The structure of the human respiratory system The human respiratory system consists of tissues and organs providing pulmonary ventilation and pulmonary respiration. In the structure of the system, it is possible to distinguish the main elements – the airways and lungs, as well as auxiliary – elements of the musculoskeletal system. The airways include: nose, nasal cavity, nasopharynx, trachea, larynx, bronchi and bronchioles. The lungs consist of alveolar sacs, bronchioles, as well as arteries, capillaries, veins of the pulmonary circulation. Elements of the musculoskeletal system associated with breathing include ribs, intercostal muscles, the diaphragm, and auxiliary respiratory muscles. Numerous studies carried out in various countries have shown a significant increase in respiratory diseases over the past 10 years.

Types of respiratory diseases. Bronchitis is an infectious disease accompanied by diffuse inflammation of the bronchi. The main symptom of the disease is a cough. If the disease lasts less than three weeks, they speak of acute bronchitis. Continue reading

Center for Pediatrics

Kidney diseases are treated using modern methods – according to the latest literature. Pediatric nephrologists take part in scientific studies, write popular science articles on children’s kidney diseases, and have already completed internships in several centers of pediatric nephrology in Western Europe.

Pediatric endocrinologists who advise children and adolescents on issues of endocrinological diseases have the opportunity to perform various hormonal studies: stimulated hormone secretion is studied in patients with small stature, dynamic hormone samples are taken, and modern methods of insulin therapy are used for patients with type I diabetes.

The Department of Pediatrics of the Children’s Hospital has been treating and advising many Lithuanian children suffering from rheumatic and heart diseases for more than a decade. Continue reading

Is it possible to prevent the consequences of congenital cytomegalovirus infection?
Congenital CMVI is one of the most common intrauterine infections in the world and occurs on average in 0.2–2.5% of live births, and in developed countries, in 0.6–0.7% of newborns.…


There are many reasons and risk factors for a decrease in immunity
There are many reasons and risk factors for a decrease in immunity.

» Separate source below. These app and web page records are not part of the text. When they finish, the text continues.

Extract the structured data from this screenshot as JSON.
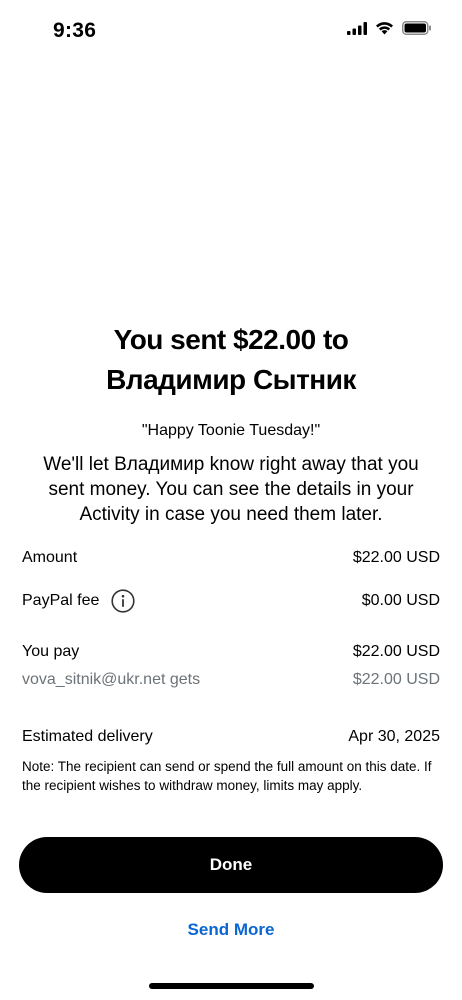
{
  "status_bar": {
    "time": "9:36",
    "icons": [
      "cellular-signal-icon",
      "wifi-icon",
      "battery-icon"
    ]
  },
  "confirmation": {
    "title_line1": "You sent $22.00 to",
    "title_line2": "Владимир Сытник",
    "note": "\"Happy Toonie Tuesday!\"",
    "message": "We'll let Владимир know right away that you sent money. You can see the details in your Activity in case you need them later."
  },
  "summary": {
    "amount_label": "Amount",
    "amount_value": "$22.00 USD",
    "fee_label": "PayPal fee",
    "fee_value": "$0.00 USD",
    "you_pay_label": "You pay",
    "you_pay_value": "$22.00 USD",
    "recipient_gets_label": "vova_sitnik@ukr.net gets",
    "recipient_gets_value": "$22.00 USD",
    "delivery_label": "Estimated delivery",
    "delivery_value": "Apr 30, 2025",
    "delivery_note": "Note: The recipient can send or spend the full amount on this date. If the recipient wishes to withdraw money, limits may apply."
  },
  "actions": {
    "done_label": "Done",
    "send_more_label": "Send More"
  },
  "colors": {
    "link": "#0a66d2",
    "muted_text": "#6c7378",
    "button_bg": "#000000"
  }
}
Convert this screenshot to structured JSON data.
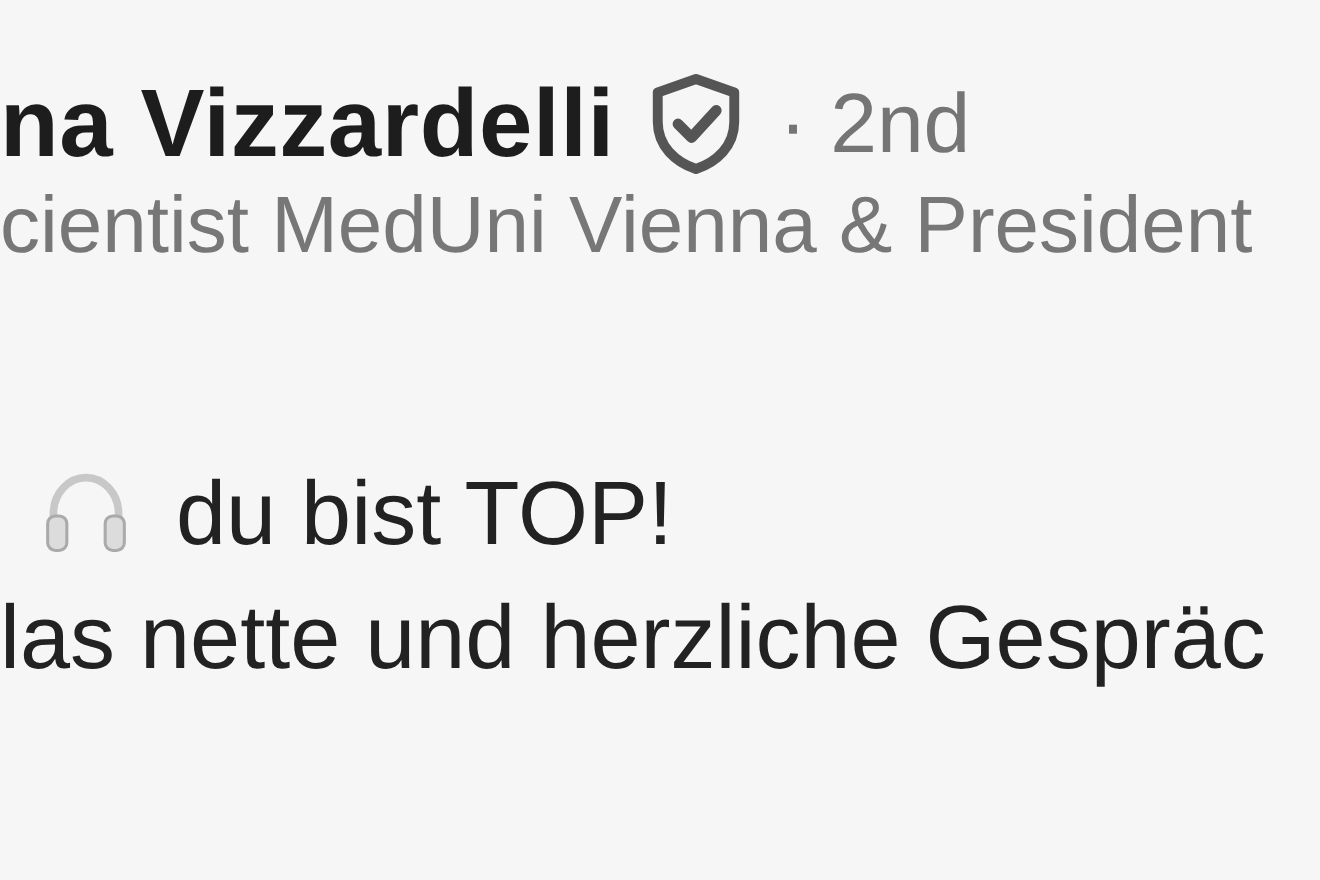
{
  "author": {
    "name": "na Vizzardelli",
    "verified": true,
    "degree": "· 2nd",
    "headline": "cientist MedUni Vienna & President"
  },
  "comment": {
    "lines": [
      {
        "text": "du bist TOP!",
        "emoji": true
      },
      {
        "text": "las nette und herzliche Gespräc",
        "emoji": false
      }
    ]
  }
}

A transient decrease in immunity is caused by insufficient protein and energy nutrition, a deficiency in the consumption…

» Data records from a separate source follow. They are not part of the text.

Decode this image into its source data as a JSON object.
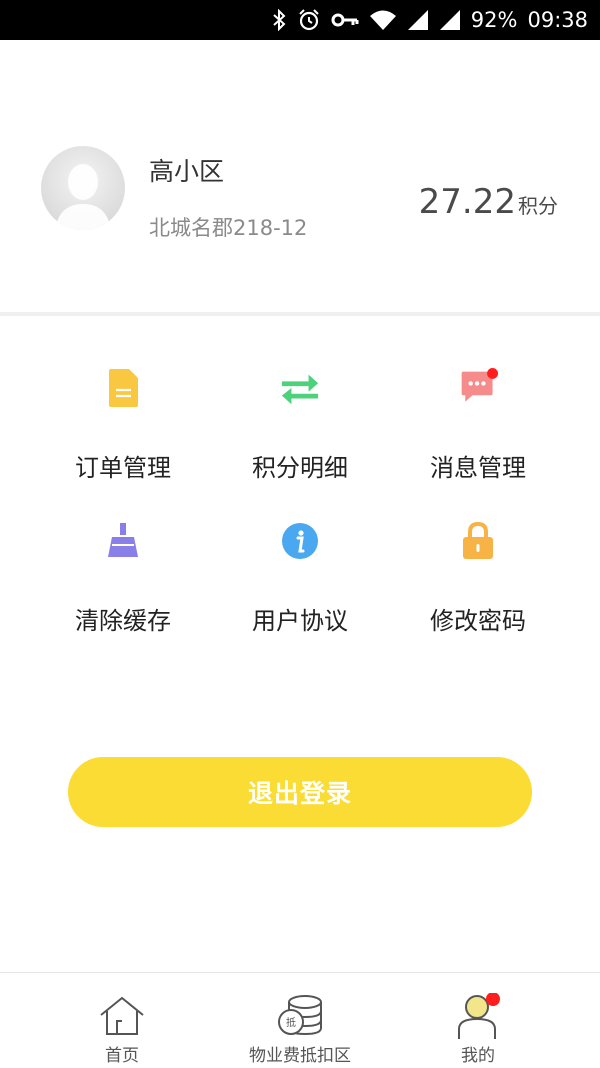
{
  "status_bar": {
    "battery_percent": "92%",
    "time": "09:38",
    "icons": [
      "bluetooth-icon",
      "alarm-icon",
      "vpn-key-icon",
      "wifi-icon",
      "signal-icon",
      "signal-icon"
    ]
  },
  "profile": {
    "name": "高小区",
    "address": "北城名郡218-12",
    "points_value": "27.22",
    "points_unit": "积分"
  },
  "menu": [
    {
      "label": "订单管理",
      "icon": "document-icon",
      "color": "#f9c740"
    },
    {
      "label": "积分明细",
      "icon": "swap-arrows-icon",
      "color": "#4cd27a"
    },
    {
      "label": "消息管理",
      "icon": "chat-bubble-icon",
      "color": "#f68b8b",
      "badge": true
    },
    {
      "label": "清除缓存",
      "icon": "broom-icon",
      "color": "#8a7ee8"
    },
    {
      "label": "用户协议",
      "icon": "info-icon",
      "color": "#4aa8f0"
    },
    {
      "label": "修改密码",
      "icon": "lock-icon",
      "color": "#f7b346"
    }
  ],
  "logout_label": "退出登录",
  "tabs": [
    {
      "label": "首页",
      "icon": "home-icon"
    },
    {
      "label": "物业费抵扣区",
      "icon": "coins-icon"
    },
    {
      "label": "我的",
      "icon": "user-icon",
      "badge": true
    }
  ],
  "colors": {
    "accent": "#fbdc34",
    "badge": "#ff1e1e"
  }
}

Children's botulism
Overview Foodborne botulism is a serious, potentially fatal, but relatively rare disease. This is intoxication, usually caused by the consumption of highly active neurotoxins, botulinum toxins formed in contaminated foods.…


Irrigation and elimination therapy and prevention of acute respiratory infections in children
Today, in the practice of a pediatric ENT specialist, the prevention and treatment of inflammatory diseases of the upper respiratory tract in children remain an urgent problem. In 25-50% of…